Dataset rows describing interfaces
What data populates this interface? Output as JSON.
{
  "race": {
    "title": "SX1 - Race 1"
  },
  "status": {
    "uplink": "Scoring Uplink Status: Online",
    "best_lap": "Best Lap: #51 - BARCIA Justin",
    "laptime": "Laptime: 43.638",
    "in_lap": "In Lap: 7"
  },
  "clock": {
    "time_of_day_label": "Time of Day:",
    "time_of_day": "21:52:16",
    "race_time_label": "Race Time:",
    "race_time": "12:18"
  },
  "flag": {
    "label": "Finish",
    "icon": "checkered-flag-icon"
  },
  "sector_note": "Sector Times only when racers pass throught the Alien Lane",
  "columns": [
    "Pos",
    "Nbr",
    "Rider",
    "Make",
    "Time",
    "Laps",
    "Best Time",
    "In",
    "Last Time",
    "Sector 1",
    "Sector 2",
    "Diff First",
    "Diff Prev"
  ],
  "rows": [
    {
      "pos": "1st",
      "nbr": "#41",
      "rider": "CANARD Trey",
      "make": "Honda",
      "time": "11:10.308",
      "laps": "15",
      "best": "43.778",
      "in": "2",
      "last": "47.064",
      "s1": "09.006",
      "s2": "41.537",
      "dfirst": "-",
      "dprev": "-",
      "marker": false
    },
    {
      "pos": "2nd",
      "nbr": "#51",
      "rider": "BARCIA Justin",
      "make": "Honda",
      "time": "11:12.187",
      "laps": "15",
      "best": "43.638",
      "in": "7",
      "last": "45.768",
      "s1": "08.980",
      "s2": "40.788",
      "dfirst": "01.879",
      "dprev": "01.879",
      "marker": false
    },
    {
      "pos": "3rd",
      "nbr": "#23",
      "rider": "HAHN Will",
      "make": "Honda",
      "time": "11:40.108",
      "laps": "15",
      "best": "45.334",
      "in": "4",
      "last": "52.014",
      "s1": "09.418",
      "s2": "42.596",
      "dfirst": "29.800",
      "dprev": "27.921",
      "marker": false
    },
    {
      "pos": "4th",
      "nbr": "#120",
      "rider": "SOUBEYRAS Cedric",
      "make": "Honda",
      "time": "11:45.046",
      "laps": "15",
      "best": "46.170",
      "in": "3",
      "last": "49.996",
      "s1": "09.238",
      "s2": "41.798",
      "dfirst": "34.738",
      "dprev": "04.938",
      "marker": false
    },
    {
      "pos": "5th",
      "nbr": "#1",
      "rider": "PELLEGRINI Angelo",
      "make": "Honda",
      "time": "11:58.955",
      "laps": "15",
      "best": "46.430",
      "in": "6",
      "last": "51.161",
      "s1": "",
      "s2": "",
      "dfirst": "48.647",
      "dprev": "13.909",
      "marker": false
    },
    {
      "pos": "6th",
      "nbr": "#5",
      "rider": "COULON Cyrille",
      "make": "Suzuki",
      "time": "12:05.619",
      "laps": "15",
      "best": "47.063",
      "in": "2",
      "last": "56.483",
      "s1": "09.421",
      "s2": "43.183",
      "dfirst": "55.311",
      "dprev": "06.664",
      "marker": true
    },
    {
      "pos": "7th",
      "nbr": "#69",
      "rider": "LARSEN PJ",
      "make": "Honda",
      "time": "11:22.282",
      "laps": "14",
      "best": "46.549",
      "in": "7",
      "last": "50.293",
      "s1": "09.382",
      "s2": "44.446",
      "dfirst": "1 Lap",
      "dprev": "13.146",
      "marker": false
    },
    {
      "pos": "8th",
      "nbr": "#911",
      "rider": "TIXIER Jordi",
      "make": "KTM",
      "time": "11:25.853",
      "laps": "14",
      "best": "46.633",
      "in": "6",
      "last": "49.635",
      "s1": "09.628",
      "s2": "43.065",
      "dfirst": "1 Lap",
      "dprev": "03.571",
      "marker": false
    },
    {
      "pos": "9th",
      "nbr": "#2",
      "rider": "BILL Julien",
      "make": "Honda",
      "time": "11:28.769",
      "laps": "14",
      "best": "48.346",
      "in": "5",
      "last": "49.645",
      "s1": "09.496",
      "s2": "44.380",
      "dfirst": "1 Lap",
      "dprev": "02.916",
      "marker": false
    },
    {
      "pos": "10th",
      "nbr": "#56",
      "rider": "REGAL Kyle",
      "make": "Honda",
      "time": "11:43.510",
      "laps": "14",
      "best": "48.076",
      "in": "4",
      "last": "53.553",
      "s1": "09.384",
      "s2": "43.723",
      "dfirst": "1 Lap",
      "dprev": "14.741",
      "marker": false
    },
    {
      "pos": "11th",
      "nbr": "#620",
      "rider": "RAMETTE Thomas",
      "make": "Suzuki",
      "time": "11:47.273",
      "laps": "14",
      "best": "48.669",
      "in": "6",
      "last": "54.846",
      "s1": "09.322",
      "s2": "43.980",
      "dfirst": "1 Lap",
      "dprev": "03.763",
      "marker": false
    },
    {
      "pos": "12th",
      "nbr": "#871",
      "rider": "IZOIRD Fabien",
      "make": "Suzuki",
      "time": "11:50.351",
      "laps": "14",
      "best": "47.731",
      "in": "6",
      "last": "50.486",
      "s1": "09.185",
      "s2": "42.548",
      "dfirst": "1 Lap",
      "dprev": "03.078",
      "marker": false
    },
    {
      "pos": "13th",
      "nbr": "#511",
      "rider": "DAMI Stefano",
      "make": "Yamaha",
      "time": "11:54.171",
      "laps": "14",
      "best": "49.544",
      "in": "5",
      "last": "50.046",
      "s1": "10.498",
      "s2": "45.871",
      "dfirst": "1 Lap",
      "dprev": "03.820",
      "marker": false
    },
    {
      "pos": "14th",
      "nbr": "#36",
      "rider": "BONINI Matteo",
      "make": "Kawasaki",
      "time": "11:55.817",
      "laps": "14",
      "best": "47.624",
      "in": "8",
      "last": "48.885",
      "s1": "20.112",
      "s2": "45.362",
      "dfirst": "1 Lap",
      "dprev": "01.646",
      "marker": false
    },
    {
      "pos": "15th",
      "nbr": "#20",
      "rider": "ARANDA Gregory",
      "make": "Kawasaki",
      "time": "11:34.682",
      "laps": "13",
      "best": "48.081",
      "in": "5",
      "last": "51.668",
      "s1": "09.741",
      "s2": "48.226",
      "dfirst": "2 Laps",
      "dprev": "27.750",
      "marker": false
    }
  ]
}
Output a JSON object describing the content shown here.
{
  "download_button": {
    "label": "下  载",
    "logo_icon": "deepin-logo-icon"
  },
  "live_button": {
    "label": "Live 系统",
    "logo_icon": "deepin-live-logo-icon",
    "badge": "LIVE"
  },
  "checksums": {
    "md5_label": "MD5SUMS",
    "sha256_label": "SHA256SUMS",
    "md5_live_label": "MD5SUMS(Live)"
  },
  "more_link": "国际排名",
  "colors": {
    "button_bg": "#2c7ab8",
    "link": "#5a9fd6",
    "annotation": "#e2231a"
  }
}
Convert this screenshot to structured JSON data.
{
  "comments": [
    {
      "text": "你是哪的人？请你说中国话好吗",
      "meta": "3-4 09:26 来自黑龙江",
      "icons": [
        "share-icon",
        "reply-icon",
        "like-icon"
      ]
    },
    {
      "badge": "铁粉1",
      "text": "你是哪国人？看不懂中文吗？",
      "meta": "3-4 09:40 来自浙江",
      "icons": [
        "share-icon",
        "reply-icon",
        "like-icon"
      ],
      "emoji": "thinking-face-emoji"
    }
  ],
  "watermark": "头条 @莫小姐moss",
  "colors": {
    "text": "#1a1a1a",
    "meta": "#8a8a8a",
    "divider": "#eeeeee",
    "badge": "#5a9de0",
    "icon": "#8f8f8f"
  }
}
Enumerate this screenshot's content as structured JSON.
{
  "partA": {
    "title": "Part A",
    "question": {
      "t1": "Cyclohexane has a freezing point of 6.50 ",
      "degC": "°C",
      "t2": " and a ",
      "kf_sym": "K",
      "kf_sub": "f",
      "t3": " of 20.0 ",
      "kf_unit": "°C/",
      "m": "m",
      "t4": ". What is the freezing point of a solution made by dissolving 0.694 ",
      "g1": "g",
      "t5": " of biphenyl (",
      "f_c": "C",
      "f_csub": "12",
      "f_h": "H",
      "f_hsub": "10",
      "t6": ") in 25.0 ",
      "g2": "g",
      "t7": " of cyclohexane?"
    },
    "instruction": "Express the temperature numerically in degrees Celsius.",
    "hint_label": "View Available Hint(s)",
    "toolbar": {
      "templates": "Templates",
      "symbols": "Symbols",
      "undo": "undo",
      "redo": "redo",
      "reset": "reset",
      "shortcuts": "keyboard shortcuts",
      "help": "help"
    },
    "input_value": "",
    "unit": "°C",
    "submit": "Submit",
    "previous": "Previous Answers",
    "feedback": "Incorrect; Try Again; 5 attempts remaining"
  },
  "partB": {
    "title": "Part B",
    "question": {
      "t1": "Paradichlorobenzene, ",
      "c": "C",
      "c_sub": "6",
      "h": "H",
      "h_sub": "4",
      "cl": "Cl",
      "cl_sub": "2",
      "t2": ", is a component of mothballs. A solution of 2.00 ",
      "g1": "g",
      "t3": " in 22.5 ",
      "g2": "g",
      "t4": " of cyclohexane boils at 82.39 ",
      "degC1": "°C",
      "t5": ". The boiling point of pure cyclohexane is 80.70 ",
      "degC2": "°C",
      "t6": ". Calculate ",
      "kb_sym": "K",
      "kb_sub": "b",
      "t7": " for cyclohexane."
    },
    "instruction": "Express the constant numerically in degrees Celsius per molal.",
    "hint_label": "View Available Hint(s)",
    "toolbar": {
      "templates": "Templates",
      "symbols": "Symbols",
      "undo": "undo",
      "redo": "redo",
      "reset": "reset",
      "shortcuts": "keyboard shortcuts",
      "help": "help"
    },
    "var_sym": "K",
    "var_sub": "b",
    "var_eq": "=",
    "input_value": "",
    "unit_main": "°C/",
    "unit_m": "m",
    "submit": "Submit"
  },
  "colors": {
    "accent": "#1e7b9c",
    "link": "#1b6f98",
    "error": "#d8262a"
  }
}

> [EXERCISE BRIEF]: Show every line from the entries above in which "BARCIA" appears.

> [RESPONSE TO THIS EXERCISE]:
    "best_lap": "Best Lap: #51 - BARCIA Justin",
      "rider": "BARCIA Justin",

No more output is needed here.